NASA's Cassini orbiter obtained these images when it flew by Titan for the 122nd time on July 25, 2016. The spacecraft was just 607 miles (976 kilometers) above the alien moon's southern hemisphere, according to NASA officials.
The new images include an area called the "Shangri-La Sand Sea," a large dark region with hundreds of long and linear sand dunes. A part of this region had been imaged before, but the new image covers more ground and in greater detail. You can see new video of Titan's 'Shangri-La Sand Sea' by NASA here.
Another image reveals the never-before-seen "Xanadu annex," which lies just south of Xanadu, a region with an Earth-like landscape first imaged by Cassini in 1994. [Amazing Photos: Titan, Saturn's Largest Moon]
Because Titan's atmosphere is thick and hazy, its surface is not easily visible with ordinary cameras. But Cassini comes equipped with a special radar instrument that allows it to see through the obstructing fog by beaming radio waves down to the surface.
Cassini's radio waves bounce off of Titan's surface, and the different ground features reflect the waves back at Cassini with different timing and slightly altered wavelengths. By recording these changes to the radio waves, Cassini's radar instrument can construct an image of the landscapes beneath Titan's atmosphere.
Titan's surface is teeming with dunes similar to sand dunes here on Earth, but they aren't made of silicates like our sand. Instead, Titan's sand contains grainy hydrocarbons that formed in its atmosphere before precipitating onto the ground.
The dunes reach heights of more than 300 feet (91 meters), which is gigantic compared to average sand dunes on Earth. Their structures can reveal information about Titan's surface topography and wind patterns. [Titan Sand Dunes Reveal Clues of Saturn Moon's Past]
"Dunes are dynamic features. They're deflected by obstacles along the downwind path, often making beautiful, undulating patterns," Jani Radebaugh, a Cassini radar team associate at Brigham Young University in Provo, Utah, said in a statement.
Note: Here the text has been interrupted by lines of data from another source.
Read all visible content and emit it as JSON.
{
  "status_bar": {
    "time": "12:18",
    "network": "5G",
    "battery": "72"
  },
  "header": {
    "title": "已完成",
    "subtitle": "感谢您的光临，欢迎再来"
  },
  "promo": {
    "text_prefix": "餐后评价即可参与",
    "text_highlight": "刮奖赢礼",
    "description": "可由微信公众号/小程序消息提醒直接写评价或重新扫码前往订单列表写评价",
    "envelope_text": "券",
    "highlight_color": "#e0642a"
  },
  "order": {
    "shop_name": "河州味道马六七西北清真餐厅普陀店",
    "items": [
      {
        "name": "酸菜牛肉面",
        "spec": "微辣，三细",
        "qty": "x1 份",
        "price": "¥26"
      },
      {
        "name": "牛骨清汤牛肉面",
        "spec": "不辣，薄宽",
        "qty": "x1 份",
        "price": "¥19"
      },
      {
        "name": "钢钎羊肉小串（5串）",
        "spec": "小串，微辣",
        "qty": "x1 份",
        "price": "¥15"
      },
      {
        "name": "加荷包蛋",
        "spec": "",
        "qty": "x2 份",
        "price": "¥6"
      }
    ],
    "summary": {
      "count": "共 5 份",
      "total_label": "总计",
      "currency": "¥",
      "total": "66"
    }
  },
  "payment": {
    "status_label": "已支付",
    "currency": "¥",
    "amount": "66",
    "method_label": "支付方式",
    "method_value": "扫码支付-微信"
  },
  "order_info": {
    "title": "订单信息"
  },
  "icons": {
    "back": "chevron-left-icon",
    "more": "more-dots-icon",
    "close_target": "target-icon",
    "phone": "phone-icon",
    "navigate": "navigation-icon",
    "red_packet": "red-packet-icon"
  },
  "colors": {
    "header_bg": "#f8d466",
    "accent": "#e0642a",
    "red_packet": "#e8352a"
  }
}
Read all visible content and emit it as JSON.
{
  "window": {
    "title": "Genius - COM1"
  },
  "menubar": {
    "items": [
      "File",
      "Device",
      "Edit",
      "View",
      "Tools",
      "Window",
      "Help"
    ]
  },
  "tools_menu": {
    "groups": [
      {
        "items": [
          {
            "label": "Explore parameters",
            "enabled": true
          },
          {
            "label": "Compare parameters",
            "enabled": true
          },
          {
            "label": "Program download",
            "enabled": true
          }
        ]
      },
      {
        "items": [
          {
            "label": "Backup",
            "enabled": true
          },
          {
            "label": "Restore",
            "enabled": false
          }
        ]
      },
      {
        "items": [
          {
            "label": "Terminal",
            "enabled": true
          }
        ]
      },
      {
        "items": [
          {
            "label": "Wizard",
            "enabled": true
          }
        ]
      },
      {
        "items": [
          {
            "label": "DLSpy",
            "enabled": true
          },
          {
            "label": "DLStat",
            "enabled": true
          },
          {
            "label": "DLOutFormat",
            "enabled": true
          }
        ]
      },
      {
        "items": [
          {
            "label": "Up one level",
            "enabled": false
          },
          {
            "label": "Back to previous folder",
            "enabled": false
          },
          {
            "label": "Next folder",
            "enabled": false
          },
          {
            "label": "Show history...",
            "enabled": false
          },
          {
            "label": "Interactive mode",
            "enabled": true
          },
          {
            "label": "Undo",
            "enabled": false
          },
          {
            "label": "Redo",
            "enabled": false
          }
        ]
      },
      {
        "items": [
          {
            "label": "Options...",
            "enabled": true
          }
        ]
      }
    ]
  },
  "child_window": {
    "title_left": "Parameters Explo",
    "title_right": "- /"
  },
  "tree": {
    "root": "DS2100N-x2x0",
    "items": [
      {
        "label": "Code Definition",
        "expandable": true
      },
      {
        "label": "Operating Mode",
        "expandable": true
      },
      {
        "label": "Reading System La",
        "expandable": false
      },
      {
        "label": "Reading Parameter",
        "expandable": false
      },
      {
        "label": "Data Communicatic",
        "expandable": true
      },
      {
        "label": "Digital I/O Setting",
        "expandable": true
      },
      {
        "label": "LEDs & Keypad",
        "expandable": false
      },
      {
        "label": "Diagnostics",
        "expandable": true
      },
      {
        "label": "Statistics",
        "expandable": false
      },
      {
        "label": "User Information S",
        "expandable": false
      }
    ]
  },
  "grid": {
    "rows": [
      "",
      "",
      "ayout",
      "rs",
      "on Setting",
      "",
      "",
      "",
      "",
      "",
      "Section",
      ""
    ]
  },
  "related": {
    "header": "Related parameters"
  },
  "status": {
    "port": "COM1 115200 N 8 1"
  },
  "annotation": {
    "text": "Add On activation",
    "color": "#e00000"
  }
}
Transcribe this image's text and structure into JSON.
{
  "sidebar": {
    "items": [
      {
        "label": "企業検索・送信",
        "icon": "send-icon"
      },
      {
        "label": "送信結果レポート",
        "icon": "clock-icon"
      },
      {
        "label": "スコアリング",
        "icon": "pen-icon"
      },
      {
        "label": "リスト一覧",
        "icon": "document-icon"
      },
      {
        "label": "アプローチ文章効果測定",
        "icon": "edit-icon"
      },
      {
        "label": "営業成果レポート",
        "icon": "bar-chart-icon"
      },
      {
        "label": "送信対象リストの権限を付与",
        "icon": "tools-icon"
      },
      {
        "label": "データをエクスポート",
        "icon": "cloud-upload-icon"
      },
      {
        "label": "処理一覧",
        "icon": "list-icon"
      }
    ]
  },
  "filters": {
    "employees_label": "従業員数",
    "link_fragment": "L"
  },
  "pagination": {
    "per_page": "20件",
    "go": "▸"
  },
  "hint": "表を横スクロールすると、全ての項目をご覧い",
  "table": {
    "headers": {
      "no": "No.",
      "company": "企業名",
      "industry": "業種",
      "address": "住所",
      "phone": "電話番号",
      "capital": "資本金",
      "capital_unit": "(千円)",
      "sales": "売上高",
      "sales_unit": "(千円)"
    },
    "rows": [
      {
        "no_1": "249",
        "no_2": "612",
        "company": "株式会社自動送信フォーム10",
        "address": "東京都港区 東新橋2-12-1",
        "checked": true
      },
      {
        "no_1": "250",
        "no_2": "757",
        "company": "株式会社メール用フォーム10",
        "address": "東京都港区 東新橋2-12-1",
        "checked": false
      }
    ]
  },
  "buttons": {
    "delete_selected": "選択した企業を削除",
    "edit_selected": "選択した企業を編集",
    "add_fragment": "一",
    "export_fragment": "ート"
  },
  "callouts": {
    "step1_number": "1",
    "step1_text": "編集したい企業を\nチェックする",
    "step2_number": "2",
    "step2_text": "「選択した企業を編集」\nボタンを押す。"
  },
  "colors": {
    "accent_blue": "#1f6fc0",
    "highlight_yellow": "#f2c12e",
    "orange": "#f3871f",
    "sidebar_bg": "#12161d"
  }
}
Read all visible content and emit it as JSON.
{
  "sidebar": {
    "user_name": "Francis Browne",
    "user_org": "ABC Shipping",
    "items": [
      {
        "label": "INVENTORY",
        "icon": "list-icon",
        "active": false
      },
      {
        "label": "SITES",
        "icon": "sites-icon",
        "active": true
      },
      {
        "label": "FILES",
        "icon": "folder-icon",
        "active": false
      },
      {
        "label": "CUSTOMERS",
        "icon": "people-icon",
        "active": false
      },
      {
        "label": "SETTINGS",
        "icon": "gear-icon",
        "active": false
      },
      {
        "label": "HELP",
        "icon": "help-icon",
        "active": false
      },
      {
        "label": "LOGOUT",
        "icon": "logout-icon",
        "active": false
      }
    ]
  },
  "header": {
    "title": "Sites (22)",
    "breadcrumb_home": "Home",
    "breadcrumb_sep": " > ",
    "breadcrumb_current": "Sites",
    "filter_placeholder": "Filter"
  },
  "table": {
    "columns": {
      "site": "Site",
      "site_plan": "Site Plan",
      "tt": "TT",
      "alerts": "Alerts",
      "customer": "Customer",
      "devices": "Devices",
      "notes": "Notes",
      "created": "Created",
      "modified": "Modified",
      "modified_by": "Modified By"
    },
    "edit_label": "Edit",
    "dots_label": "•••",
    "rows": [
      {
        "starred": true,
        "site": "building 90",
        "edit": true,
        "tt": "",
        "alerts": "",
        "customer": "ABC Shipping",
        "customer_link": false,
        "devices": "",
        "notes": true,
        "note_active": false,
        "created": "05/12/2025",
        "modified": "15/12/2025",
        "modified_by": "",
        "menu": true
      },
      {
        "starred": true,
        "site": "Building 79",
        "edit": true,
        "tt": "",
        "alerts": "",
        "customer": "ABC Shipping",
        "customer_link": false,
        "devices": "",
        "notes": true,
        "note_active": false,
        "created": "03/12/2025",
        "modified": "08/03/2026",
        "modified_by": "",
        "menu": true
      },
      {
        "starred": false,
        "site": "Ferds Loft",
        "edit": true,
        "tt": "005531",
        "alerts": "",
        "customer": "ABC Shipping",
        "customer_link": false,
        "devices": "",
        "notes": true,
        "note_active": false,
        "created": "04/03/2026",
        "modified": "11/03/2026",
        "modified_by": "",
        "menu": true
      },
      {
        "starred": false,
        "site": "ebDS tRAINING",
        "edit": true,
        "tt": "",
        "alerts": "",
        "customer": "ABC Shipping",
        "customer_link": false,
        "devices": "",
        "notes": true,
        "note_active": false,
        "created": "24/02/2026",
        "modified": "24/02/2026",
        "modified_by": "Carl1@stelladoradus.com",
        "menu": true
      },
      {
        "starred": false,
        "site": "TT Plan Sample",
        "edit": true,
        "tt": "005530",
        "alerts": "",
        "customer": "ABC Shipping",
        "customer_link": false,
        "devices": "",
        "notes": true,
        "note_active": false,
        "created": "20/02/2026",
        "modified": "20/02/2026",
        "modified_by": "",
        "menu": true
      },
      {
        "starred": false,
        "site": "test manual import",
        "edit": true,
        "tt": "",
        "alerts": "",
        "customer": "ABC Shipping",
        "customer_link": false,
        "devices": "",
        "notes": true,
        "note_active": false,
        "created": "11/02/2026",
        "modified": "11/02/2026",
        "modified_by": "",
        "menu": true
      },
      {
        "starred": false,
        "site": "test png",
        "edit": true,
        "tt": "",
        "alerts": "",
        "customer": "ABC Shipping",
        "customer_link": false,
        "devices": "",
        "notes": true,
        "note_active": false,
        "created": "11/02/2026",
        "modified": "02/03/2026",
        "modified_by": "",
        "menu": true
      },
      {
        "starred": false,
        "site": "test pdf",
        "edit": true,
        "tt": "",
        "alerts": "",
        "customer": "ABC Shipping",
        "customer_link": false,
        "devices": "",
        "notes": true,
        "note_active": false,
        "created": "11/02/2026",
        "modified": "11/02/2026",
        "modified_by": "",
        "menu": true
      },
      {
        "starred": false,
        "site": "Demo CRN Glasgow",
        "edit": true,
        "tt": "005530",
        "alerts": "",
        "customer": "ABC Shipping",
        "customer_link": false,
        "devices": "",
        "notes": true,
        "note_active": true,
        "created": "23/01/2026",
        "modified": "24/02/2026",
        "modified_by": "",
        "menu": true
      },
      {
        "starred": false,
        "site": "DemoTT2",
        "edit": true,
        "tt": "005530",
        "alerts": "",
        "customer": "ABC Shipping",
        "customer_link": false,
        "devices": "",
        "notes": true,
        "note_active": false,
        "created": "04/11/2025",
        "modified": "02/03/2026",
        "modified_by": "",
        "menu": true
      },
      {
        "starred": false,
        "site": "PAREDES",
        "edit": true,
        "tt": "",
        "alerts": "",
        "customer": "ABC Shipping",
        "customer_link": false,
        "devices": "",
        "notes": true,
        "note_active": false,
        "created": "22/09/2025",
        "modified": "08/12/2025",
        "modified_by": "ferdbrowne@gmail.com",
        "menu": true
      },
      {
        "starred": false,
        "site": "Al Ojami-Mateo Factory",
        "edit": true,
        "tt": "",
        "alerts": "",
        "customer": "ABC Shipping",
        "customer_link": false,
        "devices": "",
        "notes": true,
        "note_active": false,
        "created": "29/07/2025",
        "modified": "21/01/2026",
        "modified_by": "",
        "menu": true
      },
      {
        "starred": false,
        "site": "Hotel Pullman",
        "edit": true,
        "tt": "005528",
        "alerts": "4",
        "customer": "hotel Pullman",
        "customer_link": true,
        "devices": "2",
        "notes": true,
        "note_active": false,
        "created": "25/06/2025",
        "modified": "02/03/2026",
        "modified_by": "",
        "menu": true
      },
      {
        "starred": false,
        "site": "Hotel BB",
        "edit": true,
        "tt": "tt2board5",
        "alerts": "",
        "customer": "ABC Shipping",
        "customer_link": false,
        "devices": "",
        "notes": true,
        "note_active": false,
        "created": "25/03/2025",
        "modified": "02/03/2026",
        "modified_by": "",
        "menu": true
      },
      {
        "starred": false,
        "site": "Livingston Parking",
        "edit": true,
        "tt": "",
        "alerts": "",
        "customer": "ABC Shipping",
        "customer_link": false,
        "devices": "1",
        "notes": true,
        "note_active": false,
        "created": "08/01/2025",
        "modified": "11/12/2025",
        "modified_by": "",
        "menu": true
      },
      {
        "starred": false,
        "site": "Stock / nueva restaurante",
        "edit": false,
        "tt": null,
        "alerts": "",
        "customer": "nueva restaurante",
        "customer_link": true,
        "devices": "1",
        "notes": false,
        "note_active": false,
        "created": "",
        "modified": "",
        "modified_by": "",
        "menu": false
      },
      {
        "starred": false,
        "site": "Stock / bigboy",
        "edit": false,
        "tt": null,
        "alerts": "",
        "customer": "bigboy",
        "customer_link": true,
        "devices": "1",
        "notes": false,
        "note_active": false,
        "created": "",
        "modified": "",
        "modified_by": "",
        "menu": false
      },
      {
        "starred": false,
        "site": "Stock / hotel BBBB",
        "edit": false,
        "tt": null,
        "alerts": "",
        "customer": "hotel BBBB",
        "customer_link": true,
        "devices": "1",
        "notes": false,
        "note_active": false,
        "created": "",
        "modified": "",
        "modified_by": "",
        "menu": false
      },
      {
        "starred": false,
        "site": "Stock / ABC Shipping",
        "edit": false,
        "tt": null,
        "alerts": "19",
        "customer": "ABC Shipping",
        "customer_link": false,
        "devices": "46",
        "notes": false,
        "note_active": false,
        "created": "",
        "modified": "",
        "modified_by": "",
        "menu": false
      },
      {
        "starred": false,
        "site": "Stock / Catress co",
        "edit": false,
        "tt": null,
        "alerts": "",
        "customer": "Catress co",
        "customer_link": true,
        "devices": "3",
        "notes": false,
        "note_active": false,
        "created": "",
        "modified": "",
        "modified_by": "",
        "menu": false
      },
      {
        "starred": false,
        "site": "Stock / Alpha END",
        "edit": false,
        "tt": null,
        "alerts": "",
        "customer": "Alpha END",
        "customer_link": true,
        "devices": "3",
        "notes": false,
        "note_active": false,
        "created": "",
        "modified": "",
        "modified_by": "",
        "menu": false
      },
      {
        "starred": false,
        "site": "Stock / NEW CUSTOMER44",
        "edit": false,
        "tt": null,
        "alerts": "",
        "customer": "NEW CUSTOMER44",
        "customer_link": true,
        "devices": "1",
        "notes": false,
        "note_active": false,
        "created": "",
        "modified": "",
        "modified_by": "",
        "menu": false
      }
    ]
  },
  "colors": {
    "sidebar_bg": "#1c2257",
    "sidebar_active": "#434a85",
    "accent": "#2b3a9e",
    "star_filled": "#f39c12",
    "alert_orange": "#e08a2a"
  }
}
These new images of Titan's southern terrain will also be Cassini's last. The spacecraft will spend the remainder of its mission checking out lakes and seas in the north. After four more flybys of Saturn's giant moon, Cassini will end its mission by plunging straight into Saturn's atmosphere.